Last week for the first time since the pandemic I attended a Mapathon in person. With the geomaticblog.net retired, this is my first geospatial post on my own website 😱.
What’s a mapathon?
For those that don’t know the term, a mapathon is a gathering of volunteers to do some remote mapping with the objective of improve the cartography of an area of the world that does not have a proper map. Yeah, there’s yet plenty of those spaces in the world 😢.
There are two types of mapathon depending on the nature of the event that causes it:
In the event of a natural or human disaster like an earthquake, a massive flood, etc. the OpenStreetMap community gathers to create data so agencies and entities on the field can understand better where people may be located, how to get there, etc. This is very time sensitive so usually the mapping starts immediately and mapathon organizing teams need to be fast to get the facility (usually a University laboratory).
On the other hand, there is a joint effort started by Red Cross and Doctors Without Borders (MSF) called Missing Maps that uses the same approach and tools, but in a more proactive way. These NGOs identify where they need data based on their missions and field activities and request to the OSM community to help them with their mapping. This is an activity that can be planned way in advance and usually gathers more people. It is also a perfect place to train new mapping volunteers but it may lack the sense of urgency and purpose if there’s no clear communication on how the data being gathered will be used.
1 minute video from MSF about mapathons
MSF & Universitat de València mapathon
The mapathon I attended last week was a Missing Maps effort. It was organized by MSF, as part of a global effort, and thanks to València Geography Faculty, this was my biggest mapathon attended ever, with more than a hundred people volunteering (mostly students).
Mapathon registration desk
The event lasted three hours, split into:
- Around 50 minutes of an all-hands gathering to give an introduction to MSF, the mission they are doing in Kenya in Homa Bay county and how the data gathered will be used.
- Group splits in three different laboratories for mapping in different tasks
- Everyone gets back to the main room for some closing remarks

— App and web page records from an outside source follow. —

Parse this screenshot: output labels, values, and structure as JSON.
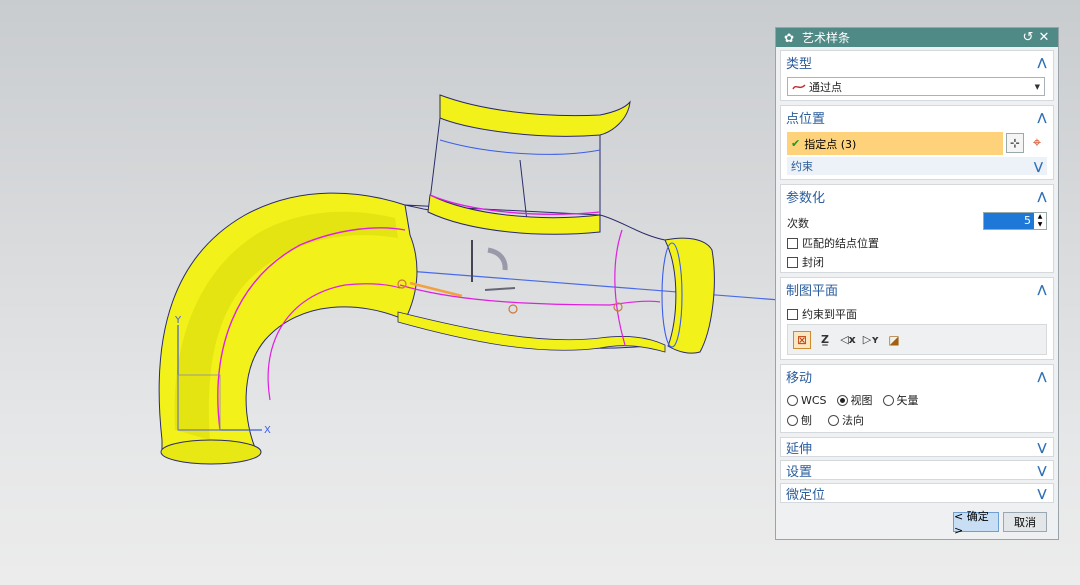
{
  "viewport": {
    "axis_x_label": "X",
    "axis_y_label": "Y",
    "colors": {
      "pipe": "#f2f21a",
      "curve": "#e020e0",
      "spline": "#3b5ee8",
      "edge": "#2a2a6a"
    }
  },
  "dialog": {
    "title": "艺术样条",
    "icons": {
      "title": "gear-icon",
      "reset": "reset-icon",
      "close": "close-icon"
    },
    "sections": {
      "type": {
        "label": "类型",
        "selected": "通过点",
        "icon": "spline-type-icon"
      },
      "point_position": {
        "label": "点位置",
        "specify_label": "指定点 (3)",
        "constraint_label": "约束"
      },
      "parameterization": {
        "label": "参数化",
        "degree_label": "次数",
        "degree_value": "5",
        "match_knots_label": "匹配的结点位置",
        "closed_label": "封闭"
      },
      "drawing_plane": {
        "label": "制图平面",
        "constrain_label": "约束到平面"
      },
      "move": {
        "label": "移动",
        "options": [
          "WCS",
          "视图",
          "矢量",
          "刨",
          "法向"
        ],
        "selected": "视图"
      },
      "extend": {
        "label": "延伸"
      },
      "settings": {
        "label": "设置"
      },
      "fine_position": {
        "label": "微定位"
      }
    },
    "buttons": {
      "ok": "< 确定 >",
      "cancel": "取消"
    },
    "colors": {
      "title_bar": "#4f8a87",
      "section_title": "#2a5d9c",
      "highlight": "#fdd27a",
      "check": "#1e9b1e"
    }
  }
}
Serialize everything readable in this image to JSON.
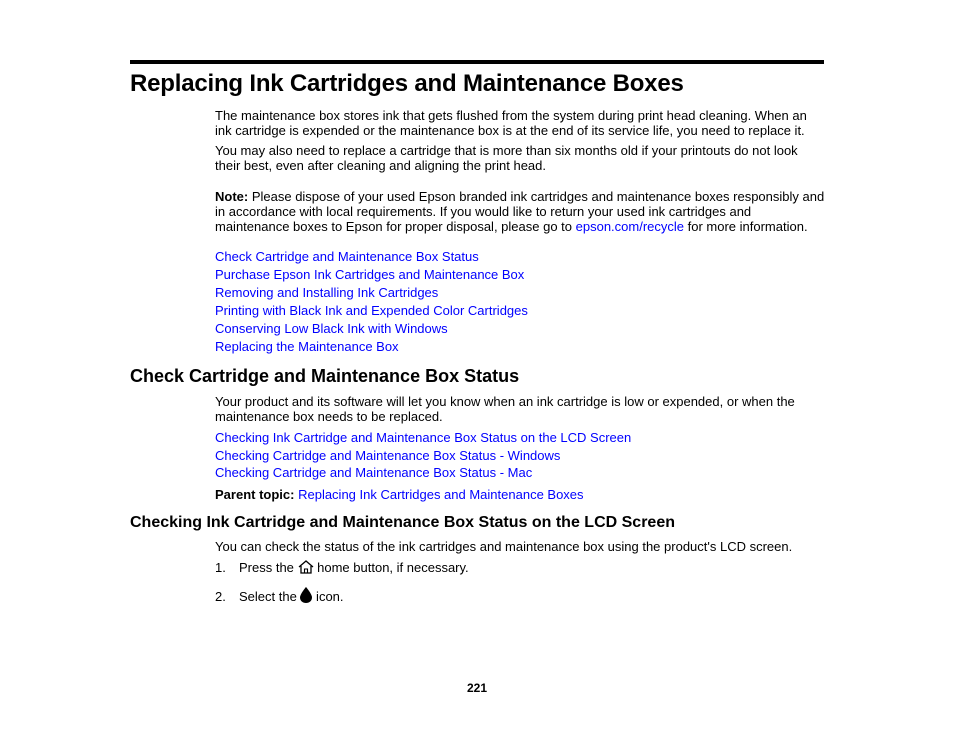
{
  "page": {
    "title": "Replacing Ink Cartridges and Maintenance Boxes",
    "intro_paragraphs": [
      "The maintenance box stores ink that gets flushed from the system during print head cleaning. When an ink cartridge is expended or the maintenance box is at the end of its service life, you need to replace it.",
      "You may also need to replace a cartridge that is more than six months old if your printouts do not look their best, even after cleaning and aligning the print head."
    ],
    "note": {
      "label": "Note:",
      "text_before": " Please dispose of your used Epson branded ink cartridges and maintenance boxes responsibly and in accordance with local requirements. If you would like to return your used ink cartridges and maintenance boxes to Epson for proper disposal, please go to ",
      "link": "epson.com/recycle",
      "text_after": " for more information."
    },
    "topic_links": [
      "Check Cartridge and Maintenance Box Status",
      "Purchase Epson Ink Cartridges and Maintenance Box",
      "Removing and Installing Ink Cartridges",
      "Printing with Black Ink and Expended Color Cartridges",
      "Conserving Low Black Ink with Windows",
      "Replacing the Maintenance Box"
    ],
    "section1": {
      "heading": "Check Cartridge and Maintenance Box Status",
      "paragraph": "Your product and its software will let you know when an ink cartridge is low or expended, or when the maintenance box needs to be replaced.",
      "links": [
        "Checking Ink Cartridge and Maintenance Box Status on the LCD Screen",
        "Checking Cartridge and Maintenance Box Status - Windows",
        "Checking Cartridge and Maintenance Box Status - Mac"
      ],
      "parent_label": "Parent topic:",
      "parent_link": "Replacing Ink Cartridges and Maintenance Boxes"
    },
    "section2": {
      "heading": "Checking Ink Cartridge and Maintenance Box Status on the LCD Screen",
      "paragraph": "You can check the status of the ink cartridges and maintenance box using the product's LCD screen.",
      "steps": [
        {
          "num": "1.",
          "before": "Press the ",
          "icon": "home-icon",
          "after": " home button, if necessary."
        },
        {
          "num": "2.",
          "before": "Select the ",
          "icon": "ink-drop-icon",
          "after": " icon."
        }
      ]
    },
    "page_number": "221",
    "colors": {
      "link": "#0000ff",
      "text": "#000000",
      "rule": "#000000"
    }
  }
}
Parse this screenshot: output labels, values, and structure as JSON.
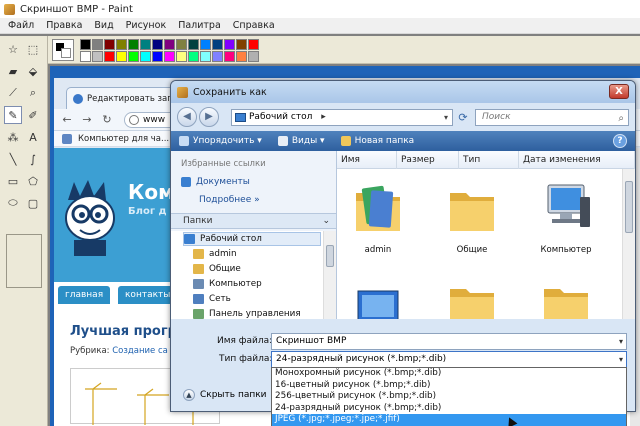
{
  "paint": {
    "title": "Скриншот BMP - Paint",
    "menu": [
      "Файл",
      "Правка",
      "Вид",
      "Рисунок",
      "Палитра",
      "Справка"
    ],
    "tools": [
      {
        "name": "free-select-icon",
        "glyph": "☆"
      },
      {
        "name": "rect-select-icon",
        "glyph": "⬚"
      },
      {
        "name": "eraser-icon",
        "glyph": "▰"
      },
      {
        "name": "fill-icon",
        "glyph": "⬙"
      },
      {
        "name": "eyedropper-icon",
        "glyph": "⟋"
      },
      {
        "name": "magnifier-icon",
        "glyph": "⌕"
      },
      {
        "name": "pencil-icon",
        "glyph": "✎"
      },
      {
        "name": "brush-icon",
        "glyph": "✐"
      },
      {
        "name": "airbrush-icon",
        "glyph": "⁂"
      },
      {
        "name": "text-icon",
        "glyph": "A"
      },
      {
        "name": "line-icon",
        "glyph": "╲"
      },
      {
        "name": "curve-icon",
        "glyph": "∫"
      },
      {
        "name": "rectangle-icon",
        "glyph": "▭"
      },
      {
        "name": "polygon-icon",
        "glyph": "⬠"
      },
      {
        "name": "ellipse-icon",
        "glyph": "⬭"
      },
      {
        "name": "rounded-rect-icon",
        "glyph": "▢"
      }
    ],
    "palette_top": [
      "#000000",
      "#808080",
      "#800000",
      "#808000",
      "#008000",
      "#008080",
      "#000080",
      "#800080",
      "#808040",
      "#004040",
      "#0080ff",
      "#004080",
      "#8000ff",
      "#804000",
      "#ff0000"
    ],
    "palette_bottom": [
      "#ffffff",
      "#c0c0c0",
      "#ff0000",
      "#ffff00",
      "#00ff00",
      "#00ffff",
      "#0000ff",
      "#ff00ff",
      "#ffff80",
      "#00ff80",
      "#80ffff",
      "#8080ff",
      "#ff0080",
      "#ff8040",
      "#b0b0b0"
    ]
  },
  "browser": {
    "tab_title": "Редактировать запис",
    "address": "www",
    "bookmark": "Компьютер для ча...",
    "site_logo": "Ком",
    "site_sub": "Блог д",
    "nav": [
      "главная",
      "контакты"
    ],
    "post_title": "Лучшая прогр",
    "rubric_label": "Рубрика:",
    "rubric_link": "Создание са"
  },
  "dialog": {
    "title": "Сохранить как",
    "close_glyph": "X",
    "path": "Рабочий стол",
    "path_arrow": "▸",
    "search_placeholder": "Поиск",
    "toolbar": {
      "organize": "Упорядочить ▾",
      "views": "Виды ▾",
      "new_folder": "Новая папка",
      "help": "?"
    },
    "favorites_header": "Избранные ссылки",
    "favorites": [
      "Документы"
    ],
    "more": "Подробнее »",
    "folders_header": "Папки",
    "folders_chevron": "⌄",
    "tree": [
      {
        "label": "Рабочий стол",
        "color": "#3a7fd0",
        "selected": true
      },
      {
        "label": "admin",
        "color": "#e3b649",
        "selected": false
      },
      {
        "label": "Общие",
        "color": "#e3b649",
        "selected": false
      },
      {
        "label": "Компьютер",
        "color": "#6b8bb3",
        "selected": false
      },
      {
        "label": "Сеть",
        "color": "#4f7fbf",
        "selected": false
      },
      {
        "label": "Панель управления",
        "color": "#6aa36a",
        "selected": false
      },
      {
        "label": "",
        "color": "#4f7fbf",
        "selected": false
      }
    ],
    "columns": [
      "Имя",
      "Размер",
      "Тип",
      "Дата изменения"
    ],
    "files": [
      {
        "label": "admin",
        "kind": "user-folder"
      },
      {
        "label": "Общие",
        "kind": "folder"
      },
      {
        "label": "Компьютер",
        "kind": "computer"
      },
      {
        "label": "",
        "kind": "network"
      },
      {
        "label": "",
        "kind": "folder"
      },
      {
        "label": "",
        "kind": "folder"
      }
    ],
    "filename_label": "Имя файла:",
    "filename_value": "Скриншот BMP",
    "filetype_label": "Тип файла:",
    "filetype_value": "24-разрядный рисунок (*.bmp;*.dib)",
    "hide_folders": "Скрыть папки",
    "dropdown_glyph": "▾"
  },
  "filetype_options": [
    {
      "label": "Монохромный рисунок (*.bmp;*.dib)",
      "highlighted": false
    },
    {
      "label": "16-цветный рисунок (*.bmp;*.dib)",
      "highlighted": false
    },
    {
      "label": "256-цветный рисунок (*.bmp;*.dib)",
      "highlighted": false
    },
    {
      "label": "24-разрядный рисунок (*.bmp;*.dib)",
      "highlighted": false
    },
    {
      "label": "JPEG (*.jpg;*.jpeg;*.jpe;*.jfif)",
      "highlighted": true
    }
  ]
}
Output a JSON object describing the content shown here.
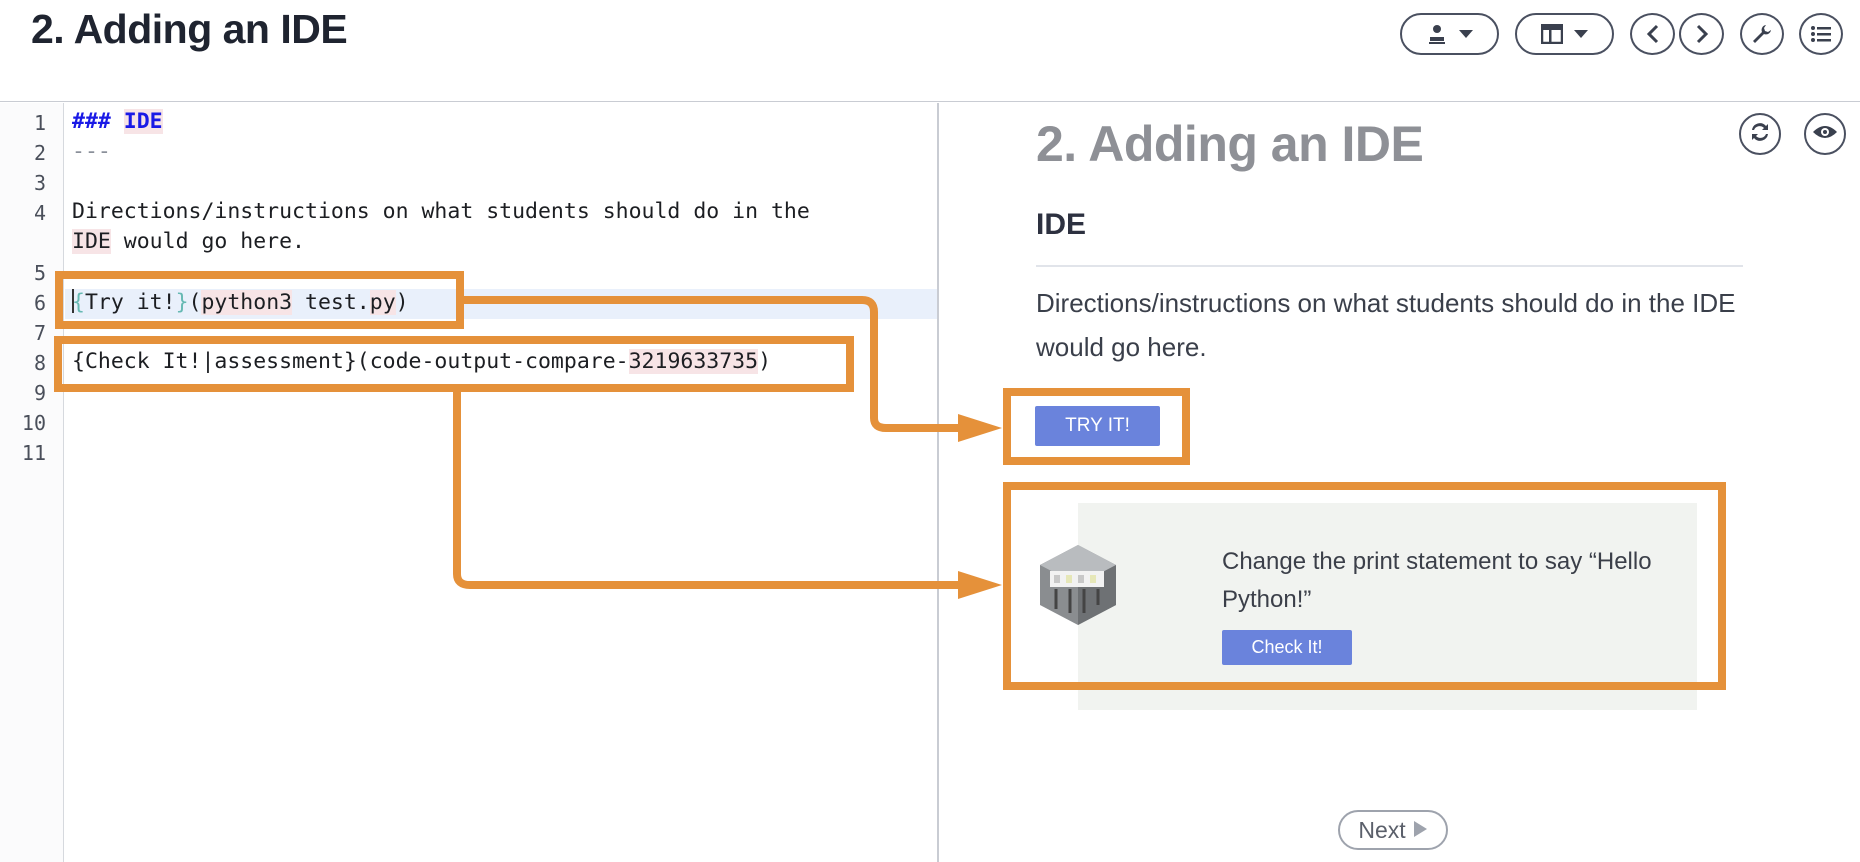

Most of the attendance were new mappers and Geography students, so they knew about how to interpret imagery and how to trace buildings even though it was their first OSM exposure for many of them.
Mila Fonts (MSF) welcomes attendees
On my end I was available to help here and there and managed to map around a hundred buildings, but I was mostly busy trying to understand why there were some students being blocked by OSM. It seems a new anti-vandalism procedure was understanding some student uploads as non-legit and it was blocking their changesets. Fortunately this was not super common and only a few (as far I saw) were affected. Yet, this is something to follow up to update the procedure on mapathons.
I like mapathons because they are an excellent opportunity to grow OSM community, not just for Humanitarian missions (that give a lot of sense of purpose) but also to maybe, onboard them improve their local neighborhoods. I hope MSF sees the value on this activity as I do, and they keep engaging with Universitat de València and others to organize more mapathons in the future.